Stored entries:
##########
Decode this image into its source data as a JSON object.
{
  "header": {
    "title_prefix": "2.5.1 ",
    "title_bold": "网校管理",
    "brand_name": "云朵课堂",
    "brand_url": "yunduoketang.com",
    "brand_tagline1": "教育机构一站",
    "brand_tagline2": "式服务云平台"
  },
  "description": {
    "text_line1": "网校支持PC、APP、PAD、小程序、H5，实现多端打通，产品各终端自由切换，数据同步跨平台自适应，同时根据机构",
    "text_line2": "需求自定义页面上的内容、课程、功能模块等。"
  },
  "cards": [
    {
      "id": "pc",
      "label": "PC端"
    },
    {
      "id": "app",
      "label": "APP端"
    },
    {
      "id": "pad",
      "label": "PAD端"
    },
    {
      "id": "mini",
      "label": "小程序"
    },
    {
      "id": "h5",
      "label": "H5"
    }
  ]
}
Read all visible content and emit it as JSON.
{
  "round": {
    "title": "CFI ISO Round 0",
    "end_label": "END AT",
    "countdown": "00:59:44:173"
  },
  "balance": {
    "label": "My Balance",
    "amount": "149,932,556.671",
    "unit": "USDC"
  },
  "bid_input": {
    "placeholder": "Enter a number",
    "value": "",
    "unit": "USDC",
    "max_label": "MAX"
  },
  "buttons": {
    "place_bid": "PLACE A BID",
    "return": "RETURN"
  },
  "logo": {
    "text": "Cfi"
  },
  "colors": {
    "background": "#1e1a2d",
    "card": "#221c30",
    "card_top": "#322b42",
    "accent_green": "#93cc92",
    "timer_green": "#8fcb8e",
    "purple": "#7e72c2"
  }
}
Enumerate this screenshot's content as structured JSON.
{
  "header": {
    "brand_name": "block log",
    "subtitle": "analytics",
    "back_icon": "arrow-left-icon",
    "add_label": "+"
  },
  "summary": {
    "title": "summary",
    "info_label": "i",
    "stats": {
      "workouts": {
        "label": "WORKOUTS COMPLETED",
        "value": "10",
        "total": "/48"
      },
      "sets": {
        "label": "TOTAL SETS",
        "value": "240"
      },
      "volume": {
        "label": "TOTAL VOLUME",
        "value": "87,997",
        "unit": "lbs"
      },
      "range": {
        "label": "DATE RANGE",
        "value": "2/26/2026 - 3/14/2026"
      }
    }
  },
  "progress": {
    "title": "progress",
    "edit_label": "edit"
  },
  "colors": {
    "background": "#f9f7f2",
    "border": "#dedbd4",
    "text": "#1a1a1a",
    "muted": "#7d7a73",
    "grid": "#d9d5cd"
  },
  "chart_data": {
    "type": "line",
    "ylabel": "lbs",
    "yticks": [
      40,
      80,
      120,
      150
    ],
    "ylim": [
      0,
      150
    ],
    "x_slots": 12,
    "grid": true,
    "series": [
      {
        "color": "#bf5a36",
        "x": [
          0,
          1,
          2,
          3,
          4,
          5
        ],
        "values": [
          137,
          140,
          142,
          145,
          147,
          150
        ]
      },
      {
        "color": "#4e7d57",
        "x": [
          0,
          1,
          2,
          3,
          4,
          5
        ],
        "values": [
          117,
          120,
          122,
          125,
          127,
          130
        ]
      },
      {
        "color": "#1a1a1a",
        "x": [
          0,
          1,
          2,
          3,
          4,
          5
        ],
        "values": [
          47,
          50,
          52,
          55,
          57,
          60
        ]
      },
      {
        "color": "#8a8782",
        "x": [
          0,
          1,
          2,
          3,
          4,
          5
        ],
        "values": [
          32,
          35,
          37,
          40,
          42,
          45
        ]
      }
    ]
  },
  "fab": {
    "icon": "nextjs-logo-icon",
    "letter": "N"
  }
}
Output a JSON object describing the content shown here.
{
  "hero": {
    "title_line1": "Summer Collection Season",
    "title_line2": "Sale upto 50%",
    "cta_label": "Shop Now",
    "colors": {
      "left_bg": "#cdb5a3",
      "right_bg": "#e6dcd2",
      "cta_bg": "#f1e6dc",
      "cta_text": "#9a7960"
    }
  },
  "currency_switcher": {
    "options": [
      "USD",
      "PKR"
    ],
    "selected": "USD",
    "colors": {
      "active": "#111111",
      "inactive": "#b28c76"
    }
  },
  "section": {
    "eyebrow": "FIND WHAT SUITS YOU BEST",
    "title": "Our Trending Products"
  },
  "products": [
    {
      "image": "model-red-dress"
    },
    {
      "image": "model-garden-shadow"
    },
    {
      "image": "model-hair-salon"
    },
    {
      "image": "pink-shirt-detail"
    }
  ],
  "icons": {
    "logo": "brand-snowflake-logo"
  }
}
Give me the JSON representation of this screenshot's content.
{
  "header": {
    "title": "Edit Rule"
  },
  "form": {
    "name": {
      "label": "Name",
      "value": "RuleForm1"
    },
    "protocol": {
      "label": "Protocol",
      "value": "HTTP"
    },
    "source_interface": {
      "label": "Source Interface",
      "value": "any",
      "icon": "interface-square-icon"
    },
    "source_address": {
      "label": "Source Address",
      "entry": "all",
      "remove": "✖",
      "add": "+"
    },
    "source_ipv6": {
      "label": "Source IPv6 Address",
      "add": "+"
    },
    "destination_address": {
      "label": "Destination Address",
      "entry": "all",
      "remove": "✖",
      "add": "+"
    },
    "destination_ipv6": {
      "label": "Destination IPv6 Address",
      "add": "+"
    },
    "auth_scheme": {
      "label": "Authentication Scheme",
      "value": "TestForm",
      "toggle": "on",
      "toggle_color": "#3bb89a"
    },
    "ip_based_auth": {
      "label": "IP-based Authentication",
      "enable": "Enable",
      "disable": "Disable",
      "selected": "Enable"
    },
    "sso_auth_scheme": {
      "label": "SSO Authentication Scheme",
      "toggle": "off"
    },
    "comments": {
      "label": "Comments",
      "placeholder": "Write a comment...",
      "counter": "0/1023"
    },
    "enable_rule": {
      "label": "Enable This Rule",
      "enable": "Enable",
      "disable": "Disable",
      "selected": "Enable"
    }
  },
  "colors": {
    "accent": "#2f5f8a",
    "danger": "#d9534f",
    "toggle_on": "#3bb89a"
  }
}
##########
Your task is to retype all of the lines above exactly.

Decode this image into its source data as a JSON object.
{
  "header": {
    "title_prefix": "2.5.1 ",
    "title_bold": "网校管理",
    "brand_name": "云朵课堂",
    "brand_url": "yunduoketang.com",
    "brand_tagline1": "教育机构一站",
    "brand_tagline2": "式服务云平台"
  },
  "description": {
    "text_line1": "网校支持PC、APP、PAD、小程序、H5，实现多端打通，产品各终端自由切换，数据同步跨平台自适应，同时根据机构",
    "text_line2": "需求自定义页面上的内容、课程、功能模块等。"
  },
  "cards": [
    {
      "id": "pc",
      "label": "PC端"
    },
    {
      "id": "app",
      "label": "APP端"
    },
    {
      "id": "pad",
      "label": "PAD端"
    },
    {
      "id": "mini",
      "label": "小程序"
    },
    {
      "id": "h5",
      "label": "H5"
    }
  ]
}
Read all visible content and emit it as JSON.
{
  "round": {
    "title": "CFI ISO Round 0",
    "end_label": "END AT",
    "countdown": "00:59:44:173"
  },
  "balance": {
    "label": "My Balance",
    "amount": "149,932,556.671",
    "unit": "USDC"
  },
  "bid_input": {
    "placeholder": "Enter a number",
    "value": "",
    "unit": "USDC",
    "max_label": "MAX"
  },
  "buttons": {
    "place_bid": "PLACE A BID",
    "return": "RETURN"
  },
  "logo": {
    "text": "Cfi"
  },
  "colors": {
    "background": "#1e1a2d",
    "card": "#221c30",
    "card_top": "#322b42",
    "accent_green": "#93cc92",
    "timer_green": "#8fcb8e",
    "purple": "#7e72c2"
  }
}
Enumerate this screenshot's content as structured JSON.
{
  "header": {
    "brand_name": "block log",
    "subtitle": "analytics",
    "back_icon": "arrow-left-icon",
    "add_label": "+"
  },
  "summary": {
    "title": "summary",
    "info_label": "i",
    "stats": {
      "workouts": {
        "label": "WORKOUTS COMPLETED",
        "value": "10",
        "total": "/48"
      },
      "sets": {
        "label": "TOTAL SETS",
        "value": "240"
      },
      "volume": {
        "label": "TOTAL VOLUME",
        "value": "87,997",
        "unit": "lbs"
      },
      "range": {
        "label": "DATE RANGE",
        "value": "2/26/2026 - 3/14/2026"
      }
    }
  },
  "progress": {
    "title": "progress",
    "edit_label": "edit"
  },
  "colors": {
    "background": "#f9f7f2",
    "border": "#dedbd4",
    "text": "#1a1a1a",
    "muted": "#7d7a73",
    "grid": "#d9d5cd"
  },
  "chart_data": {
    "type": "line",
    "ylabel": "lbs",
    "yticks": [
      40,
      80,
      120,
      150
    ],
    "ylim": [
      0,
      150
    ],
    "x_slots": 12,
    "grid": true,
    "series": [
      {
        "color": "#bf5a36",
        "x": [
          0,
          1,
          2,
          3,
          4,
          5
        ],
        "values": [
          137,
          140,
          142,
          145,
          147,
          150
        ]
      },
      {
        "color": "#4e7d57",
        "x": [
          0,
          1,
          2,
          3,
          4,
          5
        ],
        "values": [
          117,
          120,
          122,
          125,
          127,
          130
        ]
      },
      {
        "color": "#1a1a1a",
        "x": [
          0,
          1,
          2,
          3,
          4,
          5
        ],
        "values": [
          47,
          50,
          52,
          55,
          57,
          60
        ]
      },
      {
        "color": "#8a8782",
        "x": [
          0,
          1,
          2,
          3,
          4,
          5
        ],
        "values": [
          32,
          35,
          37,
          40,
          42,
          45
        ]
      }
    ]
  },
  "fab": {
    "icon": "nextjs-logo-icon",
    "letter": "N"
  }
}
Output a JSON object describing the content shown here.
{
  "hero": {
    "title_line1": "Summer Collection Season",
    "title_line2": "Sale upto 50%",
    "cta_label": "Shop Now",
    "colors": {
      "left_bg": "#cdb5a3",
      "right_bg": "#e6dcd2",
      "cta_bg": "#f1e6dc",
      "cta_text": "#9a7960"
    }
  },
  "currency_switcher": {
    "options": [
      "USD",
      "PKR"
    ],
    "selected": "USD",
    "colors": {
      "active": "#111111",
      "inactive": "#b28c76"
    }
  },
  "section": {
    "eyebrow": "FIND WHAT SUITS YOU BEST",
    "title": "Our Trending Products"
  },
  "products": [
    {
      "image": "model-red-dress"
    },
    {
      "image": "model-garden-shadow"
    },
    {
      "image": "model-hair-salon"
    },
    {
      "image": "pink-shirt-detail"
    }
  ],
  "icons": {
    "logo": "brand-snowflake-logo"
  }
}
Give me the JSON representation of this screenshot's content.
{
  "header": {
    "title": "Edit Rule"
  },
  "form": {
    "name": {
      "label": "Name",
      "value": "RuleForm1"
    },
    "protocol": {
      "label": "Protocol",
      "value": "HTTP"
    },
    "source_interface": {
      "label": "Source Interface",
      "value": "any",
      "icon": "interface-square-icon"
    },
    "source_address": {
      "label": "Source Address",
      "entry": "all",
      "remove": "✖",
      "add": "+"
    },
    "source_ipv6": {
      "label": "Source IPv6 Address",
      "add": "+"
    },
    "destination_address": {
      "label": "Destination Address",
      "entry": "all",
      "remove": "✖",
      "add": "+"
    },
    "destination_ipv6": {
      "label": "Destination IPv6 Address",
      "add": "+"
    },
    "auth_scheme": {
      "label": "Authentication Scheme",
      "value": "TestForm",
      "toggle": "on",
      "toggle_color": "#3bb89a"
    },
    "ip_based_auth": {
      "label": "IP-based Authentication",
      "enable": "Enable",
      "disable": "Disable",
      "selected": "Enable"
    },
    "sso_auth_scheme": {
      "label": "SSO Authentication Scheme",
      "toggle": "off"
    },
    "comments": {
      "label": "Comments",
      "placeholder": "Write a comment...",
      "counter": "0/1023"
    },
    "enable_rule": {
      "label": "Enable This Rule",
      "enable": "Enable",
      "disable": "Disable",
      "selected": "Enable"
    }
  },
  "colors": {
    "accent": "#2f5f8a",
    "danger": "#d9534f",
    "toggle_on": "#3bb89a"
  }
}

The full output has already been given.